Fine Gael leader Leo Varadkar said he intends to continue to lead his party and to work hard in his role as Tánaiste and Minister for Enterprise, Trade and Employment before becoming Taoiseach again in 2022.

He was responding to reporters in Limerick who asked if he would put himself forward as EU Commissioner.

Minister Varadkar said Mr Hogan is "a good colleague and a very good friend" and someone he had re-appointed as commissioner as he did such a good job in his last role.

"But the situation developed as it did. He was given an opportunity to explain his whereabouts, his movements within Ireland and to confirm that he had been following the public health guidelines.

"But unfortunately over a period of days it had transpired that he had not.

"But ultimately this is a decision which was made by President Von der Leyen, not one by the Irish government. I think it was the right decision in the end.
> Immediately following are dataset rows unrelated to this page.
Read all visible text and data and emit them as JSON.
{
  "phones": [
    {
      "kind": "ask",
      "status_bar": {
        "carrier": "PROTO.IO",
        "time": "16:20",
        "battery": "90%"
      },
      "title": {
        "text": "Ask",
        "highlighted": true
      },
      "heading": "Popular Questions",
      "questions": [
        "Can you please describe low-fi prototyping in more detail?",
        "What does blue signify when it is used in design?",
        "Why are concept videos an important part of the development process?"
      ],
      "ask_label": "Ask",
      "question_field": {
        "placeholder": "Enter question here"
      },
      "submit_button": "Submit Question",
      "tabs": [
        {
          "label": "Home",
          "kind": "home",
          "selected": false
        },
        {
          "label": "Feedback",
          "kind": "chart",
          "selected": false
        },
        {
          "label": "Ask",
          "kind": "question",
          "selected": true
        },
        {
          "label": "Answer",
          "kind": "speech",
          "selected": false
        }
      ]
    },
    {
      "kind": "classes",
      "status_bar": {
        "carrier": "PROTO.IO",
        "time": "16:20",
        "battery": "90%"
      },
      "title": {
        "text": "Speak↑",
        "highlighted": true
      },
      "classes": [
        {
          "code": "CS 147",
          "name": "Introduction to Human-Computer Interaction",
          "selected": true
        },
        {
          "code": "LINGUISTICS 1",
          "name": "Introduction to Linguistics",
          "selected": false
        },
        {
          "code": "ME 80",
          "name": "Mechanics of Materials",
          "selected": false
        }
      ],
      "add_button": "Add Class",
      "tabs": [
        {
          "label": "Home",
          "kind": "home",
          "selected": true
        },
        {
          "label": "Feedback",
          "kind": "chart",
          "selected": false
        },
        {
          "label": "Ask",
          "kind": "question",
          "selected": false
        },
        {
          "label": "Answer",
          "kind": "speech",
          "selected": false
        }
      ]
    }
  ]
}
But...lots of regrets."

Mr Varadkar said while there is a distinction between private citizens and public representatives, he hopes the events of the last couple of days in some way demonstrate that Ireland is a country where the rules, the laws, standards and guidelines apply to everyone equally.

He said these events shook people's confidence and faith in the public health message that they are being asked to follow and adhere to.

The Tánaiste said he hopes they could strengthen people's resolve in tackling the virus as "we are in this for the long haul".

Meanwhile a Sinn Féin TD has said Mr Hogan did the right thing by resigning and that his position had become untenable.

The party's spokesperson on children and youth affairs, Kathleen Funchion, said Mr Hogan had lost credibility and people were rightly angered as they had made massive sacrifices.

Asked who should replace him as Ireland's EU Commissioner, she said she did not know but said there were not enough women at that level.